# [WHAT THIS TASK INVOLVES]
Write out every line from the listing below where the string "WOMEN" is found.
*-*-*
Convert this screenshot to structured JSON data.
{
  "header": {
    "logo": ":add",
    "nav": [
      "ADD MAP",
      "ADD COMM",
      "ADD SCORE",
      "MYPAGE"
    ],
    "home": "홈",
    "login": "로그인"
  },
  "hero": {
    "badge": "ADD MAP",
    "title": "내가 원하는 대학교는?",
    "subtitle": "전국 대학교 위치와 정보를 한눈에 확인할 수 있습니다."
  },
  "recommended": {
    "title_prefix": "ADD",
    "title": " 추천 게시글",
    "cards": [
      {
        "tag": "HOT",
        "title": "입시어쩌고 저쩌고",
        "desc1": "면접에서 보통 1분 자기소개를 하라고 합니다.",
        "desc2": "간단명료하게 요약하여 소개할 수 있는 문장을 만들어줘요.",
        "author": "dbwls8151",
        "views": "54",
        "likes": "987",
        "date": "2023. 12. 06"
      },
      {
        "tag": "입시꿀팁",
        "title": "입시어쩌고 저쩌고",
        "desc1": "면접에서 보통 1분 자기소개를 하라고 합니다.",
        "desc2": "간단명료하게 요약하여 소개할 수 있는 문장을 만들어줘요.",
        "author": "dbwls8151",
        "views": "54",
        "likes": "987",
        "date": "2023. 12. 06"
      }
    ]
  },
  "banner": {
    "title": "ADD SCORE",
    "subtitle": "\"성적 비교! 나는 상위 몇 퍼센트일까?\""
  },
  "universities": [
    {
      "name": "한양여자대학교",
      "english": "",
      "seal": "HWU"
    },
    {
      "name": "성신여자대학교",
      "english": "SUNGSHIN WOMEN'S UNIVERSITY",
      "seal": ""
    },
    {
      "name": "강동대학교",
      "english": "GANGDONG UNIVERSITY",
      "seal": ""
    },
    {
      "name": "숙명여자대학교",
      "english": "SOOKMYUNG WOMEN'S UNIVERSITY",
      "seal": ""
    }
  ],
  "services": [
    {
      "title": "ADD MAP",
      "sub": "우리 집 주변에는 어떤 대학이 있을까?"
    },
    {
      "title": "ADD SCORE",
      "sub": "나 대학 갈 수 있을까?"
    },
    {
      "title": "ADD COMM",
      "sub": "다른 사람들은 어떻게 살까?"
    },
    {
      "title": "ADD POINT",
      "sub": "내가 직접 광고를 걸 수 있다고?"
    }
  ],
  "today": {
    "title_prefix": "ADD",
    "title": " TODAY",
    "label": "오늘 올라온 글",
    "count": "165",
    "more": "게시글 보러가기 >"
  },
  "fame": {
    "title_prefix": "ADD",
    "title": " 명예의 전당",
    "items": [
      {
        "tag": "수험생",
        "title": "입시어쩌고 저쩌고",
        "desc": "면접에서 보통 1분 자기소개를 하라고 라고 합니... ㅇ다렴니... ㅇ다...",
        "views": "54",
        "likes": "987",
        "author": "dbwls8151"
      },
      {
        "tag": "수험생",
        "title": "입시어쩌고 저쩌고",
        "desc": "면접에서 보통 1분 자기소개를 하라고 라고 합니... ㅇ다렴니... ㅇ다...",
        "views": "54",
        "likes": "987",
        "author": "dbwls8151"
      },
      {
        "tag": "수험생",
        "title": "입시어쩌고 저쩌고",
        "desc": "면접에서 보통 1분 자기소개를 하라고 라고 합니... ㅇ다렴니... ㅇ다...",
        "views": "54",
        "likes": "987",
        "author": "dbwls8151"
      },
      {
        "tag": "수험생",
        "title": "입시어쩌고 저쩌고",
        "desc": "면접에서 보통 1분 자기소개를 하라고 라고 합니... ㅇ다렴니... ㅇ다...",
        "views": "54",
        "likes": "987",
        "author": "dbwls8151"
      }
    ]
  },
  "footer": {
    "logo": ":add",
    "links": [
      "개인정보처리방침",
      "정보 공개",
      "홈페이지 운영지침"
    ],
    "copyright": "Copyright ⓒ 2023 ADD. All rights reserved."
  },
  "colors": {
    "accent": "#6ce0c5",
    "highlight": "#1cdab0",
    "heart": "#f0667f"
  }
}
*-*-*
# [EXERCISE ANSWER]
      "english": "SUNGSHIN WOMEN'S UNIVERSITY",
      "english": "SOOKMYUNG WOMEN'S UNIVERSITY",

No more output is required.